*** Opening of Given records ***

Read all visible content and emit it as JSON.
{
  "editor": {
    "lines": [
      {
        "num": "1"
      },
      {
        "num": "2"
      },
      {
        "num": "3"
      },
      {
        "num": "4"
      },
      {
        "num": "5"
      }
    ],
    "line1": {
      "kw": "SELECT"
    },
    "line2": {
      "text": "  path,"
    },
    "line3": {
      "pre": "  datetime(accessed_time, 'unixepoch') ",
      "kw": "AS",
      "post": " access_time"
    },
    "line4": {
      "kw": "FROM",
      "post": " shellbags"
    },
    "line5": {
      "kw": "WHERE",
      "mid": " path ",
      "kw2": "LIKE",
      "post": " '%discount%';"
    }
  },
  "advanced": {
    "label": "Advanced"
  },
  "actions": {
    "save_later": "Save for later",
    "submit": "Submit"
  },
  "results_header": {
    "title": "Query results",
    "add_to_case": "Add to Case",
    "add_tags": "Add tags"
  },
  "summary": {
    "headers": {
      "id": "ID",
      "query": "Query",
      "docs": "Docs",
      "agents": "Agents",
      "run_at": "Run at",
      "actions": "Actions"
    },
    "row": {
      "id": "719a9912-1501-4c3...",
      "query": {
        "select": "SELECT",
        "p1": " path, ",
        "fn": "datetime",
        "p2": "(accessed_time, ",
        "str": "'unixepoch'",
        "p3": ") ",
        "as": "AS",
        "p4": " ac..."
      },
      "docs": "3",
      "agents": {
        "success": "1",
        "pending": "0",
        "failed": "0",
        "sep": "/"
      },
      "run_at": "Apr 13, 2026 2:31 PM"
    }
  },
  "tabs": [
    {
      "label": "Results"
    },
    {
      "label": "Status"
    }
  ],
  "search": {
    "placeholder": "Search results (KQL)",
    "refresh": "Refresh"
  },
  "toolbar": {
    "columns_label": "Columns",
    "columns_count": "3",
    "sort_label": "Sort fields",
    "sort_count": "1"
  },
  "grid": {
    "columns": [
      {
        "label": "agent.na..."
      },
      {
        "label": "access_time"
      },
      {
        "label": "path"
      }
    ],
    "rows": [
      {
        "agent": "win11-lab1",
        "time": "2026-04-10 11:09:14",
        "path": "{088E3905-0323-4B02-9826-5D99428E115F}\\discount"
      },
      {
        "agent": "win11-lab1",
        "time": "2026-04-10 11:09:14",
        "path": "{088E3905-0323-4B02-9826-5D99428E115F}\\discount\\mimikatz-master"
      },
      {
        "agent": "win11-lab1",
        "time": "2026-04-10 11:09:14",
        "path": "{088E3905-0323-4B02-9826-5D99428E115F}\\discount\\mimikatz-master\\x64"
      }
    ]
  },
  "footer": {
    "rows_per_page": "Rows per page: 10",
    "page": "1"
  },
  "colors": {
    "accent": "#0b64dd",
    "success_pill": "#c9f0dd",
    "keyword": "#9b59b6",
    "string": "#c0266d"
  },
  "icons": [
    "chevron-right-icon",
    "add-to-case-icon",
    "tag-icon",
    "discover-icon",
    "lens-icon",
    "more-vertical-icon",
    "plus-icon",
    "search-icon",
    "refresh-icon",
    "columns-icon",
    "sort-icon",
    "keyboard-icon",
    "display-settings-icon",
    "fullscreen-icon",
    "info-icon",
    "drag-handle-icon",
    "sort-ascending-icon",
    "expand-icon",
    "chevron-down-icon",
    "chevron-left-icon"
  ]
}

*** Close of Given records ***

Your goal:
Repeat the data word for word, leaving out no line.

Task result:
Read all visible content and emit it as JSON.
{
  "editor": {
    "lines": [
      {
        "num": "1"
      },
      {
        "num": "2"
      },
      {
        "num": "3"
      },
      {
        "num": "4"
      },
      {
        "num": "5"
      }
    ],
    "line1": {
      "kw": "SELECT"
    },
    "line2": {
      "text": "  path,"
    },
    "line3": {
      "pre": "  datetime(accessed_time, 'unixepoch') ",
      "kw": "AS",
      "post": " access_time"
    },
    "line4": {
      "kw": "FROM",
      "post": " shellbags"
    },
    "line5": {
      "kw": "WHERE",
      "mid": " path ",
      "kw2": "LIKE",
      "post": " '%discount%';"
    }
  },
  "advanced": {
    "label": "Advanced"
  },
  "actions": {
    "save_later": "Save for later",
    "submit": "Submit"
  },
  "results_header": {
    "title": "Query results",
    "add_to_case": "Add to Case",
    "add_tags": "Add tags"
  },
  "summary": {
    "headers": {
      "id": "ID",
      "query": "Query",
      "docs": "Docs",
      "agents": "Agents",
      "run_at": "Run at",
      "actions": "Actions"
    },
    "row": {
      "id": "719a9912-1501-4c3...",
      "query": {
        "select": "SELECT",
        "p1": " path, ",
        "fn": "datetime",
        "p2": "(accessed_time, ",
        "str": "'unixepoch'",
        "p3": ") ",
        "as": "AS",
        "p4": " ac..."
      },
      "docs": "3",
      "agents": {
        "success": "1",
        "pending": "0",
        "failed": "0",
        "sep": "/"
      },
      "run_at": "Apr 13, 2026 2:31 PM"
    }
  },
  "tabs": [
    {
      "label": "Results"
    },
    {
      "label": "Status"
    }
  ],
  "search": {
    "placeholder": "Search results (KQL)",
    "refresh": "Refresh"
  },
  "toolbar": {
    "columns_label": "Columns",
    "columns_count": "3",
    "sort_label": "Sort fields",
    "sort_count": "1"
  },
  "grid": {
    "columns": [
      {
        "label": "agent.na..."
      },
      {
        "label": "access_time"
      },
      {
        "label": "path"
      }
    ],
    "rows": [
      {
        "agent": "win11-lab1",
        "time": "2026-04-10 11:09:14",
        "path": "{088E3905-0323-4B02-9826-5D99428E115F}\\discount"
      },
      {
        "agent": "win11-lab1",
        "time": "2026-04-10 11:09:14",
        "path": "{088E3905-0323-4B02-9826-5D99428E115F}\\discount\\mimikatz-master"
      },
      {
        "agent": "win11-lab1",
        "time": "2026-04-10 11:09:14",
        "path": "{088E3905-0323-4B02-9826-5D99428E115F}\\discount\\mimikatz-master\\x64"
      }
    ]
  },
  "footer": {
    "rows_per_page": "Rows per page: 10",
    "page": "1"
  },
  "colors": {
    "accent": "#0b64dd",
    "success_pill": "#c9f0dd",
    "keyword": "#9b59b6",
    "string": "#c0266d"
  },
  "icons": [
    "chevron-right-icon",
    "add-to-case-icon",
    "tag-icon",
    "discover-icon",
    "lens-icon",
    "more-vertical-icon",
    "plus-icon",
    "search-icon",
    "refresh-icon",
    "columns-icon",
    "sort-icon",
    "keyboard-icon",
    "display-settings-icon",
    "fullscreen-icon",
    "info-icon",
    "drag-handle-icon",
    "sort-ascending-icon",
    "expand-icon",
    "chevron-down-icon",
    "chevron-left-icon"
  ]
}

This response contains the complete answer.